The changing sleep patterns of older people may have something to do with their forgetfulness, according to a new study.
A team from the University of California, Berkeley conducted a research to see how brain rhythms during sleep can impact memory loss. The study paper was published in the Neuron journal.
The researchers found that there is less coordination among two brain waves, which are crucial for retaining new memories, in older people when they are in deep sleep.
"It's like a drummer that's perhaps just one beat off the rhythm," said study author Matt Walker. "The aging brain just doesn't seem to be able to synchronize its brainwaves effectively."
Less Coordination Among Slow And Fast Sleep Waves
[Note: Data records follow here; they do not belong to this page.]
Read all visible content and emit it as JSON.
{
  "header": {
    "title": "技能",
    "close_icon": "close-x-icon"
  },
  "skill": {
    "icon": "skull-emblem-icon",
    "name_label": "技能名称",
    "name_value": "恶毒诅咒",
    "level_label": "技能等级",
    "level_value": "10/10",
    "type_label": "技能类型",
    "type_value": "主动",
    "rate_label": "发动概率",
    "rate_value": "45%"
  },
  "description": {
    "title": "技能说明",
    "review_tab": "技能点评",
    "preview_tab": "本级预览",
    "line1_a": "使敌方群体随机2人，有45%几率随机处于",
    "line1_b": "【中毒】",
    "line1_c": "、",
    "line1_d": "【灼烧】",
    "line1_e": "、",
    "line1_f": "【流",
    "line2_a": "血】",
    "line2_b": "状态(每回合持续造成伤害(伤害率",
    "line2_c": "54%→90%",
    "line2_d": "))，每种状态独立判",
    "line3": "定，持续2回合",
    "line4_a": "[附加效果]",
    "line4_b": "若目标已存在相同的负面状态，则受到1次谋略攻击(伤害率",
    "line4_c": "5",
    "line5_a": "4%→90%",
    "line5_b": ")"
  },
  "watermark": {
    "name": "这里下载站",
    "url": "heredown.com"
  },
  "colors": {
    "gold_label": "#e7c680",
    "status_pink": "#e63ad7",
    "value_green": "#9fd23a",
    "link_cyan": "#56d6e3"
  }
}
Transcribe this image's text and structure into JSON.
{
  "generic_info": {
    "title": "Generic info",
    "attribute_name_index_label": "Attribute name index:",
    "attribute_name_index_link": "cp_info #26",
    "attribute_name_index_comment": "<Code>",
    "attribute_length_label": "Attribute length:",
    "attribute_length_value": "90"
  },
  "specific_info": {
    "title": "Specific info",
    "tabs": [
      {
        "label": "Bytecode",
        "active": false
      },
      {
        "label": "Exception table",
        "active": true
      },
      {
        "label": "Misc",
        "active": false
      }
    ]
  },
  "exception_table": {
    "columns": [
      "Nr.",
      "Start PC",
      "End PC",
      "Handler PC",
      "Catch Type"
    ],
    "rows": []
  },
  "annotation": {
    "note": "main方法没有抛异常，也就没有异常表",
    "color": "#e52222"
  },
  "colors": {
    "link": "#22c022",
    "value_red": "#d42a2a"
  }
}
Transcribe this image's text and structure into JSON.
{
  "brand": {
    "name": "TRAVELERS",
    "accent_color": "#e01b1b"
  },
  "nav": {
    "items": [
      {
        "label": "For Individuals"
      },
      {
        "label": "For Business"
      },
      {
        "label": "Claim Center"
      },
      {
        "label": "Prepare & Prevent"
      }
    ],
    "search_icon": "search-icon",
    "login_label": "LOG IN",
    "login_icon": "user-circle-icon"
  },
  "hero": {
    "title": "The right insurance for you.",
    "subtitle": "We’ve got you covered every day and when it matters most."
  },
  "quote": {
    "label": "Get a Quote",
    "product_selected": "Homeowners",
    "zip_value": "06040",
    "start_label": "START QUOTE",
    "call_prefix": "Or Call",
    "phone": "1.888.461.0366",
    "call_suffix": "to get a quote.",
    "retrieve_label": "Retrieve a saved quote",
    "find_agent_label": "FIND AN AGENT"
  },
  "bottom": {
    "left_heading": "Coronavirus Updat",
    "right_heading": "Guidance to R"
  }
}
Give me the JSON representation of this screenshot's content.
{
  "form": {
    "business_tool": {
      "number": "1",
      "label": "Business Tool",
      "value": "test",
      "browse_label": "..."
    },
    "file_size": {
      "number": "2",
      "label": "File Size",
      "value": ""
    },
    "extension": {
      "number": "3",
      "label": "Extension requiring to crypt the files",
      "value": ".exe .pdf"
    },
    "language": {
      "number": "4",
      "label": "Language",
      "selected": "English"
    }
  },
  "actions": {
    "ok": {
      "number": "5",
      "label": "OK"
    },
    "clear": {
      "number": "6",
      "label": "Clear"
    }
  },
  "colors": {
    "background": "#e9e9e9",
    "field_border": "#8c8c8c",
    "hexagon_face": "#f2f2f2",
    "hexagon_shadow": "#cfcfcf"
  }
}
According to Walter, the research was the consequence of an effort to gain insight into how the slumbering brain changes short-term memories into those that can remain for the entire life. The researcher was curious to know what is that quality about sleep that cements new facts into the brain’s neural architecture.
Conducting The Research
To conduct the research, the team carried out an experiment on 20 young adults who were made to memorize 120 pairs of words. The researchers then put electrodes on the heads of the volunteers and had them go to sleep.
The electrodes allowed the research team to observe the electrical waves generated during deep sleep by the brain. They observed how slow waves, which are generated every second, interacted among themselves. Faster waves called spindles, which take to occur over 12 times per second, were also focused on.
The participants took a test the next morning to find out the number of word pairs they could recall. The research team found that the volunteers’ performances were influenced by how well their spindles and slow waves were in synchronization during a deep slumber.
The team then carried out the same experiment with 32 volunteers in the 60s to 70s age group and found their brain waves to be less in synchronization during a deep slumber. The older participants also could recollect a lower count of word pairs the next day and their performance, too, was determined by how the brain waves had synchronized.
The researchers also detected a possible cause for the age-related lack of coordination. It was atrophy of a brain area, which is a normal consequence of aging, that was involved in generating deep sleep. People with higher atrophy had less brain rhythm.
Julie Seibt, sleep and plasticity lecturer at U.K.’s University of Surrey, said that the study is the first of its kind that detected a cellular mechanism that might be impacted during aging, thereby be the cause for lack of memory consolidation during sleep.
Seibt, who is not attached with the study, also added that to confirm the findings, the research team will have to show that memory problems can be caused in a young brain by disturbing these rhythms.